═════ Materials provided ═════
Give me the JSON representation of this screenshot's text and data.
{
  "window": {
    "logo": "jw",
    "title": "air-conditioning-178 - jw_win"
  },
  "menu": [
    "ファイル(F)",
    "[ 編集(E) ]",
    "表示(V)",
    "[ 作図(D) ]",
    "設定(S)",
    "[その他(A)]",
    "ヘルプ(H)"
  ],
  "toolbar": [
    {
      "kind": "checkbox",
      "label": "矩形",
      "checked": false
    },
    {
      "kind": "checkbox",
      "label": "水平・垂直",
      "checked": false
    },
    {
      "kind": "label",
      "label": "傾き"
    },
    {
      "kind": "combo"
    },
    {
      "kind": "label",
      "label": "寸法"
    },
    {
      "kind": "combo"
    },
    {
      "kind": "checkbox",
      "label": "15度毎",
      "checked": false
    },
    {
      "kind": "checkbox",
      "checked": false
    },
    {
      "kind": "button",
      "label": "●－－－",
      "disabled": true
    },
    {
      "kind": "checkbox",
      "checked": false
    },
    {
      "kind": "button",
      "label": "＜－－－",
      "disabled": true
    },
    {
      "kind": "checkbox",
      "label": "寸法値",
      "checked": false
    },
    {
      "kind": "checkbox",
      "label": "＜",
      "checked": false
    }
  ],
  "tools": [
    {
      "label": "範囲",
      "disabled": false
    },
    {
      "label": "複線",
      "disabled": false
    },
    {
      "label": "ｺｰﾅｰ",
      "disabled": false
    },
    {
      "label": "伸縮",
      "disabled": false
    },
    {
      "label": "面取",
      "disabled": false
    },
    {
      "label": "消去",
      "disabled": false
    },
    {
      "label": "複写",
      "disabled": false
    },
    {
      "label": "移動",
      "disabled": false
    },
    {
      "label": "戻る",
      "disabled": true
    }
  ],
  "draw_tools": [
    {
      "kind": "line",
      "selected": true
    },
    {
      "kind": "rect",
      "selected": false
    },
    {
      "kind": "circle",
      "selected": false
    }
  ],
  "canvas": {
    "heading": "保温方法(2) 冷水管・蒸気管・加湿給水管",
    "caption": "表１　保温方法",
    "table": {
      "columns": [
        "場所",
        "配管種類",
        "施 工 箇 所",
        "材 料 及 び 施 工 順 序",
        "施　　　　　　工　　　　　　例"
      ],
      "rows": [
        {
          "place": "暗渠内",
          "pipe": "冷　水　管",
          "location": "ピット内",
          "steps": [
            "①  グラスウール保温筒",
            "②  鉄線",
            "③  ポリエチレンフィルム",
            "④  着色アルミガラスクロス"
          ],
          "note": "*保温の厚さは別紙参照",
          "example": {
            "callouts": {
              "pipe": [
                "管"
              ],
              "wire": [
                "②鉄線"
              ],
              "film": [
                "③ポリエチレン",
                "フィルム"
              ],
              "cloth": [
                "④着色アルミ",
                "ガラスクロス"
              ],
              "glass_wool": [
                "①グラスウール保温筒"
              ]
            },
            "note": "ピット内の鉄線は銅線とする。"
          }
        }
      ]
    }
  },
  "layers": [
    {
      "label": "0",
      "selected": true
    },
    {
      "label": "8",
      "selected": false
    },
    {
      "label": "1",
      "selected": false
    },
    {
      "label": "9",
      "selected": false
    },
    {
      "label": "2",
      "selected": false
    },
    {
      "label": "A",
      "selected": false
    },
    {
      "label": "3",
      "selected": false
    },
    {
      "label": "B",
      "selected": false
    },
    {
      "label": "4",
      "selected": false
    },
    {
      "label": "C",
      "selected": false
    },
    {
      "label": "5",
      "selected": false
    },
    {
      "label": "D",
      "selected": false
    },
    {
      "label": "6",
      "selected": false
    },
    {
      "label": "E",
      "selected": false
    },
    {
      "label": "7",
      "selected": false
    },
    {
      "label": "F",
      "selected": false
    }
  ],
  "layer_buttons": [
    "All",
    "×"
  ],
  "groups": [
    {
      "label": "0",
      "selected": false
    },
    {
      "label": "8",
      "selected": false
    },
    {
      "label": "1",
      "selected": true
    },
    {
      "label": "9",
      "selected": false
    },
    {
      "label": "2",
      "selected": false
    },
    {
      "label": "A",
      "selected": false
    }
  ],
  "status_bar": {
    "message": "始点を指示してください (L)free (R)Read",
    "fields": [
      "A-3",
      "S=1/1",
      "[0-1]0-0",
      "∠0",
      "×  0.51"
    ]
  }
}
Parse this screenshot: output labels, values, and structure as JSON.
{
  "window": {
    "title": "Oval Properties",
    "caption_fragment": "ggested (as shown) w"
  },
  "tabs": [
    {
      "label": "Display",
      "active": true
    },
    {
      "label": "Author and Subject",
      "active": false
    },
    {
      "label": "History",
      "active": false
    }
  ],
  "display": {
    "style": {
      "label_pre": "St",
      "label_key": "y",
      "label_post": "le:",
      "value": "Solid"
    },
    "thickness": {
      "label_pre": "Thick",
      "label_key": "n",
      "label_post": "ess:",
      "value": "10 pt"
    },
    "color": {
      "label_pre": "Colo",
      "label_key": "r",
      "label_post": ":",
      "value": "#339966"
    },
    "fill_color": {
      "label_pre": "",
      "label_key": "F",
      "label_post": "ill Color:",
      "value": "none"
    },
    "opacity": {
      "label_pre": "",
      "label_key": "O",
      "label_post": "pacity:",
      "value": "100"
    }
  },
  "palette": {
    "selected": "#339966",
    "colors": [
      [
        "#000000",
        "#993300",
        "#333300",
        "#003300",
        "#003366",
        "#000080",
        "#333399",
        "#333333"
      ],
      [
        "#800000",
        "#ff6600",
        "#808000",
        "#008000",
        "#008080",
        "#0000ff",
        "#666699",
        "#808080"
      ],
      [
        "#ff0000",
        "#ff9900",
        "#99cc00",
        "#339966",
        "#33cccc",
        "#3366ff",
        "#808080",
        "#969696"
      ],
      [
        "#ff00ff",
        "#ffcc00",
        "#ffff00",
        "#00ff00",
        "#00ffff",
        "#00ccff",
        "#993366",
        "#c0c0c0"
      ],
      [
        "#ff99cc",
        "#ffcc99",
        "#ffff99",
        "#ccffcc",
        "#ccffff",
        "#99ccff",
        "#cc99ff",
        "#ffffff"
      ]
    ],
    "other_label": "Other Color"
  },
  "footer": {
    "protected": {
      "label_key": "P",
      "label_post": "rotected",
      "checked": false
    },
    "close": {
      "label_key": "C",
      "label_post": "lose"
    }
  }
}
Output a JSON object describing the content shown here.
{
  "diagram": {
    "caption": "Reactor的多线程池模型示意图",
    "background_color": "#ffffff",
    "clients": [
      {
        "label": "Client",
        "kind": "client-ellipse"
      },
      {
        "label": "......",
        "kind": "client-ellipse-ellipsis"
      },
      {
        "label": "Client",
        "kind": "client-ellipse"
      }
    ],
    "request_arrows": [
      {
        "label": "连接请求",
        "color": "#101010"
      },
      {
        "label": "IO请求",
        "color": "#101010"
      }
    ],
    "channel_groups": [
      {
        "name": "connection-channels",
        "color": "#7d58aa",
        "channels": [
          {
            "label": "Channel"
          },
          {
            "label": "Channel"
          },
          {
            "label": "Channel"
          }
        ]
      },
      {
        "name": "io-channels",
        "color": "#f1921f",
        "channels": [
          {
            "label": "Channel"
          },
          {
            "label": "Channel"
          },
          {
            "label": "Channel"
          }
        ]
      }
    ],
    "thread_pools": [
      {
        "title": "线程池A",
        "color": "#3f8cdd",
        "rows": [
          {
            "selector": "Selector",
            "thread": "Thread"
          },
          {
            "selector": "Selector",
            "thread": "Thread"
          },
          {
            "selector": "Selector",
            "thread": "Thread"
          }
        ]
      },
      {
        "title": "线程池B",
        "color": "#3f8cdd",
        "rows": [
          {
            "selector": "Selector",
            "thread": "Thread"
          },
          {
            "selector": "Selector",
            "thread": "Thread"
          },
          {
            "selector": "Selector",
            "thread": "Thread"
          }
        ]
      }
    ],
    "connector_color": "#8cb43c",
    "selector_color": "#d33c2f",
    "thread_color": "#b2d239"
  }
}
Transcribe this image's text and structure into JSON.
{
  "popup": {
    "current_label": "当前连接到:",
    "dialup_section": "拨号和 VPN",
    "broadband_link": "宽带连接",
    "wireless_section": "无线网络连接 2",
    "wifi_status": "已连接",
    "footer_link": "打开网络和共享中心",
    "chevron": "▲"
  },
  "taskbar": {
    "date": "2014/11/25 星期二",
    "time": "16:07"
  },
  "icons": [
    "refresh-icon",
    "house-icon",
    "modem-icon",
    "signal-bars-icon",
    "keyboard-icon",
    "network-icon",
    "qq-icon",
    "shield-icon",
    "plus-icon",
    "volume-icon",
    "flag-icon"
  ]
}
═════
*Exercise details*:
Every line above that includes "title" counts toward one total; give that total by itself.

*Reply*:
4